How Hungary handles problems worth watching

Editorial

Based on U.S. government priorities one might think nothing much was happening in the world besides the ongoing conflicts with Islamic jihadists and Iran’s possibly related desire to enrich uranium. But other issues turn out to be just as or more important to other parts of the world. Take Hungary.

It is tempting to view current demonstrations in the Hungarian capital of Budapest cynically. Prime Minister Ferenc Gyurscany admitted that he lied continuously to the Hungarian people? Get over it! Politicians around the world lie to the people all the time. What’s so outrageous about lying in Budapest?

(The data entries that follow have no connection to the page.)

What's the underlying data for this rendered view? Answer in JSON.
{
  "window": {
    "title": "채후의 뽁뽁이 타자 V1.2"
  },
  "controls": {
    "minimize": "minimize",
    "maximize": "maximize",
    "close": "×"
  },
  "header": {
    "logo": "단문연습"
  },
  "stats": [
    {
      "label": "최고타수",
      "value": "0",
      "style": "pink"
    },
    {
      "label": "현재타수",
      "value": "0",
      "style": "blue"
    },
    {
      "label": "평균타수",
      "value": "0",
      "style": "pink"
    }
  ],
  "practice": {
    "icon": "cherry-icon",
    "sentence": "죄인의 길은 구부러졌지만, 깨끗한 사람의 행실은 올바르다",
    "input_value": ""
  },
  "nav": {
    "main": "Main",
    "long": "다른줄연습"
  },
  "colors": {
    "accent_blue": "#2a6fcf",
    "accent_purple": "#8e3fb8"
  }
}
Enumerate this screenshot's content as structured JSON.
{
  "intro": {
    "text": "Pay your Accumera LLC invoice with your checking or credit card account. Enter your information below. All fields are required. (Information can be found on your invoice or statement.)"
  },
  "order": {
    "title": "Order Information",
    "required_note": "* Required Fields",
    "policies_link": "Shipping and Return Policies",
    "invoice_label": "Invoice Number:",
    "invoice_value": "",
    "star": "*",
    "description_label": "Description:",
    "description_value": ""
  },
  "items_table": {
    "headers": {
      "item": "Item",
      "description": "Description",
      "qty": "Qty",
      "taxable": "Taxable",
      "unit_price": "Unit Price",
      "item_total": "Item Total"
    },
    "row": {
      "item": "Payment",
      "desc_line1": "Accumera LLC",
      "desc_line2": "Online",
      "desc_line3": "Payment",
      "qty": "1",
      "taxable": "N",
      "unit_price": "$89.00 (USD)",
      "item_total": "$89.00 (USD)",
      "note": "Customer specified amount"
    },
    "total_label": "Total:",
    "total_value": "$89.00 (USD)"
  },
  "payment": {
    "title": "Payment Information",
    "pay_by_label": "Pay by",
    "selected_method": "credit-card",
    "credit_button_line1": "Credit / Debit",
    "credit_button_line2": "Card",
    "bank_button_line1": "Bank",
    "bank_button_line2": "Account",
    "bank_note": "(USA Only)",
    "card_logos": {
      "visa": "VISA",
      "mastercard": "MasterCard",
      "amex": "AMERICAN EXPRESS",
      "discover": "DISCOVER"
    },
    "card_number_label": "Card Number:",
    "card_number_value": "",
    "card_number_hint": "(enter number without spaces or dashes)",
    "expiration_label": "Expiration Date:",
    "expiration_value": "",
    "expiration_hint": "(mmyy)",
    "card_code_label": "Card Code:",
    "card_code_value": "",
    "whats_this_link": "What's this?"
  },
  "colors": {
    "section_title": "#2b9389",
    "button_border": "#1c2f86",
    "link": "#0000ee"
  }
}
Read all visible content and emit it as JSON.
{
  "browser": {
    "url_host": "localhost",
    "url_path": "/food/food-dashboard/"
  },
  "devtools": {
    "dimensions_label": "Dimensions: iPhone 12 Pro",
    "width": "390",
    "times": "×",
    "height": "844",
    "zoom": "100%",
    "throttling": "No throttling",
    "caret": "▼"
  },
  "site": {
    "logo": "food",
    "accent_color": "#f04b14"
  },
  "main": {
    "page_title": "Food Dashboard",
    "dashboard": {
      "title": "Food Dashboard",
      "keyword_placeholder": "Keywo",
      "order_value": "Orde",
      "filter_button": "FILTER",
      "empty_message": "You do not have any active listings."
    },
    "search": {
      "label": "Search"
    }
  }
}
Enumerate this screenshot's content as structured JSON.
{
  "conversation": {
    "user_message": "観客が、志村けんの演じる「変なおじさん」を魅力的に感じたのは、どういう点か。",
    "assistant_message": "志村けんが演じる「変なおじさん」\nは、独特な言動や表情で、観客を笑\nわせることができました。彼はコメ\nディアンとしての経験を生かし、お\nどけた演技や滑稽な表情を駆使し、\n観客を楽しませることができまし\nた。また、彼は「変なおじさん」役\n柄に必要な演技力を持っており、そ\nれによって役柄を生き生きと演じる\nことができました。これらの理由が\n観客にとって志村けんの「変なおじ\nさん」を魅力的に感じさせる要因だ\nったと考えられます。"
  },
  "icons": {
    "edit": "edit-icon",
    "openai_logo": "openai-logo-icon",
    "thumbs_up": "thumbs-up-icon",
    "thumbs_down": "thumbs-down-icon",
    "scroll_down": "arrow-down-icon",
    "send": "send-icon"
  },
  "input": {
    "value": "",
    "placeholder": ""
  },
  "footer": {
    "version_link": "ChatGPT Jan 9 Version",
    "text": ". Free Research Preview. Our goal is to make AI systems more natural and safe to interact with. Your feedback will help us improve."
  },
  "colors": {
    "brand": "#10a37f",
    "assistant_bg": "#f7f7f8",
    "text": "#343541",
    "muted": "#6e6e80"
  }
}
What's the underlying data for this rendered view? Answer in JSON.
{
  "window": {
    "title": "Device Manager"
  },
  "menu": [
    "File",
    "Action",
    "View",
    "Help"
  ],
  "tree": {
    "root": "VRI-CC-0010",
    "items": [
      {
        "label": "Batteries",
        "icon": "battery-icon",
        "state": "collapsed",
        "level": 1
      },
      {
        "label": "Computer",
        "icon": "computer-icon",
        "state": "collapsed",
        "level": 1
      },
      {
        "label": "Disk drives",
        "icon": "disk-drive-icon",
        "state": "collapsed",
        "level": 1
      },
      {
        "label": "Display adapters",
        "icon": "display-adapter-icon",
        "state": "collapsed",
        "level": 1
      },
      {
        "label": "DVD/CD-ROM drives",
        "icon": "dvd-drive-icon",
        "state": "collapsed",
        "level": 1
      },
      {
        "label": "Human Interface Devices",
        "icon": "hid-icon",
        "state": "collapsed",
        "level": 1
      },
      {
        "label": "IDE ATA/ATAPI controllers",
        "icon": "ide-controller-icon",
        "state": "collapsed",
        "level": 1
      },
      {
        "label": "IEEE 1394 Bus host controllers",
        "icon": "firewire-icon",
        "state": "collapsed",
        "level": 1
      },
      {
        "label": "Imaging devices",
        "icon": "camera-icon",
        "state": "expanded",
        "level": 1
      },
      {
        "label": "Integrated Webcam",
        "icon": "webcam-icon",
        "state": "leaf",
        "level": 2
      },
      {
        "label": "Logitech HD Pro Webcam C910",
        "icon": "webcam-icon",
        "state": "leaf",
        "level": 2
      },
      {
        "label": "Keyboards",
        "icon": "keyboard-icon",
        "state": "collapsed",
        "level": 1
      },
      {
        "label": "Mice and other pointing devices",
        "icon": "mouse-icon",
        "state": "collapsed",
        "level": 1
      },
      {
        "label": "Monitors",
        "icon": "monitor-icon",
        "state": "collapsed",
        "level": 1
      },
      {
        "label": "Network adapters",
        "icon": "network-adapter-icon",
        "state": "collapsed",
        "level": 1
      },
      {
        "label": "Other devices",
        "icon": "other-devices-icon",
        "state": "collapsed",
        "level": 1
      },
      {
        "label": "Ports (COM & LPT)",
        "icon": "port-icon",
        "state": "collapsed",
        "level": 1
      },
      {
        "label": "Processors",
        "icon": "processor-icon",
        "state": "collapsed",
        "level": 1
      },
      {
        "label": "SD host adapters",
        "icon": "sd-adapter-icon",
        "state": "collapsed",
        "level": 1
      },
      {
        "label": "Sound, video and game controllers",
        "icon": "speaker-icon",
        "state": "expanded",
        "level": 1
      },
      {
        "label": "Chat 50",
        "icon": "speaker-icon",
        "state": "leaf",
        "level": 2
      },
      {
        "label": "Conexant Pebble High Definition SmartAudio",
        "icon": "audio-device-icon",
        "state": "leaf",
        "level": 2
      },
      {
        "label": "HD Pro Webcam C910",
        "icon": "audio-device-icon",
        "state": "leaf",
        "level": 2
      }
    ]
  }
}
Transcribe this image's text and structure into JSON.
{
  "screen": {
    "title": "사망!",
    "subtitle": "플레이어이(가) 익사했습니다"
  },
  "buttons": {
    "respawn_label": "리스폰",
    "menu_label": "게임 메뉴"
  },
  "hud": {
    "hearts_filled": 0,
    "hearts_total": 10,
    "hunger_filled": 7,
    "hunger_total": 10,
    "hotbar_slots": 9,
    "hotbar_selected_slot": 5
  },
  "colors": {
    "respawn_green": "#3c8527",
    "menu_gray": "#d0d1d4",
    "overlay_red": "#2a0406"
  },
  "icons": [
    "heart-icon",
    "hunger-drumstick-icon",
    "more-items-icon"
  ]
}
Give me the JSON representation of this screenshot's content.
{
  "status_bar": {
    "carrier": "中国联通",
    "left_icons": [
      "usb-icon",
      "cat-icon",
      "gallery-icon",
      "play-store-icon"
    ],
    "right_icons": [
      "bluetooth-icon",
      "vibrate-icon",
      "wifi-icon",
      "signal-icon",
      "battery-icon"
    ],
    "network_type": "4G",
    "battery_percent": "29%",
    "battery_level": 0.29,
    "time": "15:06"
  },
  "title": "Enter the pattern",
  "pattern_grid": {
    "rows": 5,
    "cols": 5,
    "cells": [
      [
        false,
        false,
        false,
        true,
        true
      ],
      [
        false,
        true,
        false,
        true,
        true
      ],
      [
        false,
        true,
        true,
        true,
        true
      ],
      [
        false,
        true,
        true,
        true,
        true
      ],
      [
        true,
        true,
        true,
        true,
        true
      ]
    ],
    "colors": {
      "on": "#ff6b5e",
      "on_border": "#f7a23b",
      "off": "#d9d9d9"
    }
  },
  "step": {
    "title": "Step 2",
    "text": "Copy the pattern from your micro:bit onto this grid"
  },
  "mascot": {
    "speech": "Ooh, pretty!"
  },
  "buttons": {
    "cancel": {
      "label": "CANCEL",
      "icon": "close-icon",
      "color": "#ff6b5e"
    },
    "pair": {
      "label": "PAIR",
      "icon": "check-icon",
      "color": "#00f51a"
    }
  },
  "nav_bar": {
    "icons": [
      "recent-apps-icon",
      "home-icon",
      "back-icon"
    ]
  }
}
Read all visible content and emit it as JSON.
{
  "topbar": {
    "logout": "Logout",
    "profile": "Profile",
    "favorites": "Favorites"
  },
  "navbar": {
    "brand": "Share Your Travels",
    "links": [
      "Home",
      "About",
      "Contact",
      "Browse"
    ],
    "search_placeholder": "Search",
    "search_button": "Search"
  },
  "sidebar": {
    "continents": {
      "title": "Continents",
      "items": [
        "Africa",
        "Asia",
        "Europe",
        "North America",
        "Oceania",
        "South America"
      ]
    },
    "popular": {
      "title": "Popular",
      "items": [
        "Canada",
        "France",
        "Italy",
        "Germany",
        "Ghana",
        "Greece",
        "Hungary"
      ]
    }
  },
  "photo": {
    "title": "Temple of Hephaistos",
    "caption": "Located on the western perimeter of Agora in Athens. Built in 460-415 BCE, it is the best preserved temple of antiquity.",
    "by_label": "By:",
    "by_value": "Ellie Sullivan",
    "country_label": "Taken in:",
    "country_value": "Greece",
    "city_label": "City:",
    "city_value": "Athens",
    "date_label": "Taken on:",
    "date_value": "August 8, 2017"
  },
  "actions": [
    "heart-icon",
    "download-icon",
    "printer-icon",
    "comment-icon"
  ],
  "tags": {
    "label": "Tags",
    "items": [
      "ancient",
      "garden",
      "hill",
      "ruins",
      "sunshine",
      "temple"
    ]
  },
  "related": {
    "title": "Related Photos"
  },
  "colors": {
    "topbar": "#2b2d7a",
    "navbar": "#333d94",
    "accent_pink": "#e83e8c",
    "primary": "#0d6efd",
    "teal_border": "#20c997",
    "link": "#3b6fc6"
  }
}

According to Marian Tupy, central Europe analyst at the libertarian Cato Institute, the story is a little more intricate. He thinks it is possible that the prime minister himself leaked a tape of a private meeting with Socialist parliament members in which Gyurscany said, among other things, “No European country has been as boneheaded as we have. … Plainly, we lied throughout the last year and a half, two years.”

Tupy said the lies had to do with the health of the economy, the size of the government deficit (about 10 percent of gross domestic product) and Hungarian economic growth, which has been slower than the government had claimed.

Why might the prime minister have leaked the tape? Perhaps to create the impression that he is the only one capable, finally, of admitting to unpleasant truths, thus defusing opposition to a reform program he hopes will turn the economy around over time. He is cutting government spending, laying off a few government employees and raising taxes.

He would do better to cut taxes and cut spending, but then he’s a Socialist. He rules in coalition with a liberal — European liberal, meaning pro-free-market, quasi-libertarian — party to prevent the right-wing populist party Fidesz, headed by Victor Orban, from coming to power. In elections in April the Socialists got 43 percent and Fidesz got 42 percent. Most of those demonstrating last week were Fidesz supporters who believe if the government hadn’t lied earlier about how poorly the economy was doing, their party would have won.

All the central European countries who threw off communism after the Berlin Wall fell are having trouble moving toward capitalism. The socialists in Hungary have tried to help it along with government spending, but as Margaret Thatcher used to put it, they have a typical socialist problem: They’ve run out of other people’s money to spend. Now they want to cut spending modestly.

Fidesz’s program, which is socially conservative but not free-market oriented, would probably not be much better and might be worse. Assuming the protests settle down rather than escalate, it will be interesting to see how this fledgling democracy handles these problems.